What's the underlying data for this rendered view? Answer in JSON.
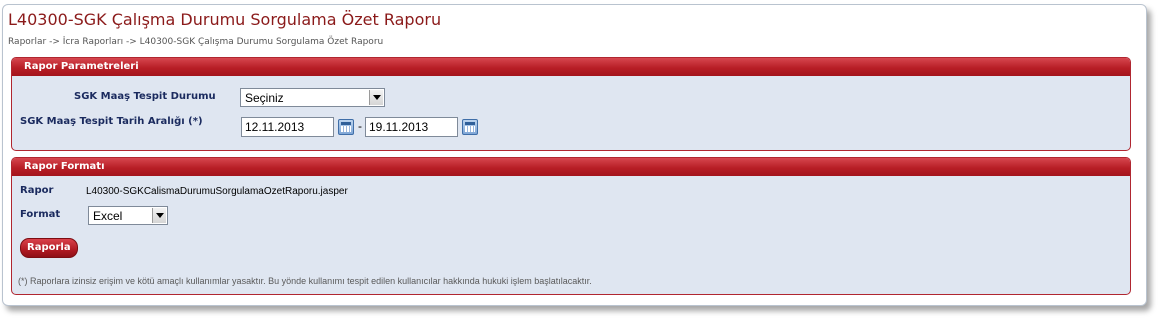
{
  "page": {
    "title": "L40300-SGK Çalışma Durumu Sorgulama Özet Raporu",
    "breadcrumb": "Raporlar -> İcra Raporları -> L40300-SGK Çalışma Durumu Sorgulama Özet Raporu"
  },
  "parameters": {
    "header": "Rapor Parametreleri",
    "status_label": "SGK Maaş Tespit Durumu",
    "status_value": "Seçiniz",
    "date_range_label": "SGK Maaş Tespit Tarih Aralığı (*)",
    "date_from": "12.11.2013",
    "date_separator": "-",
    "date_to": "19.11.2013"
  },
  "format_section": {
    "header": "Rapor Formatı",
    "report_label": "Rapor",
    "report_file": "L40300-SGKCalismaDurumuSorgulamaOzetRaporu.jasper",
    "format_label": "Format",
    "format_value": "Excel",
    "submit_label": "Raporla",
    "footnote": "(*) Raporlara izinsiz erişim ve kötü amaçlı kullanımlar yasaktır. Bu yönde kullanımı tespit edilen kullanıcılar hakkında hukuki işlem başlatılacaktır."
  },
  "icons": {
    "calendar": "calendar-icon",
    "dropdown": "chevron-down-icon"
  },
  "colors": {
    "accent": "#b81e26",
    "panel_bg": "#dfe6f1",
    "title": "#8b1a1a",
    "label": "#1a2a5e"
  }
}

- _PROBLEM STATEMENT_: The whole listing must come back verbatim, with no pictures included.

- _TASK OUTPUT_:
What's the underlying data for this rendered view? Answer in JSON.
{
  "page": {
    "title": "L40300-SGK Çalışma Durumu Sorgulama Özet Raporu",
    "breadcrumb": "Raporlar -> İcra Raporları -> L40300-SGK Çalışma Durumu Sorgulama Özet Raporu"
  },
  "parameters": {
    "header": "Rapor Parametreleri",
    "status_label": "SGK Maaş Tespit Durumu",
    "status_value": "Seçiniz",
    "date_range_label": "SGK Maaş Tespit Tarih Aralığı (*)",
    "date_from": "12.11.2013",
    "date_separator": "-",
    "date_to": "19.11.2013"
  },
  "format_section": {
    "header": "Rapor Formatı",
    "report_label": "Rapor",
    "report_file": "L40300-SGKCalismaDurumuSorgulamaOzetRaporu.jasper",
    "format_label": "Format",
    "format_value": "Excel",
    "submit_label": "Raporla",
    "footnote": "(*) Raporlara izinsiz erişim ve kötü amaçlı kullanımlar yasaktır. Bu yönde kullanımı tespit edilen kullanıcılar hakkında hukuki işlem başlatılacaktır."
  },
  "icons": {
    "calendar": "calendar-icon",
    "dropdown": "chevron-down-icon"
  },
  "colors": {
    "accent": "#b81e26",
    "panel_bg": "#dfe6f1",
    "title": "#8b1a1a",
    "label": "#1a2a5e"
  }
}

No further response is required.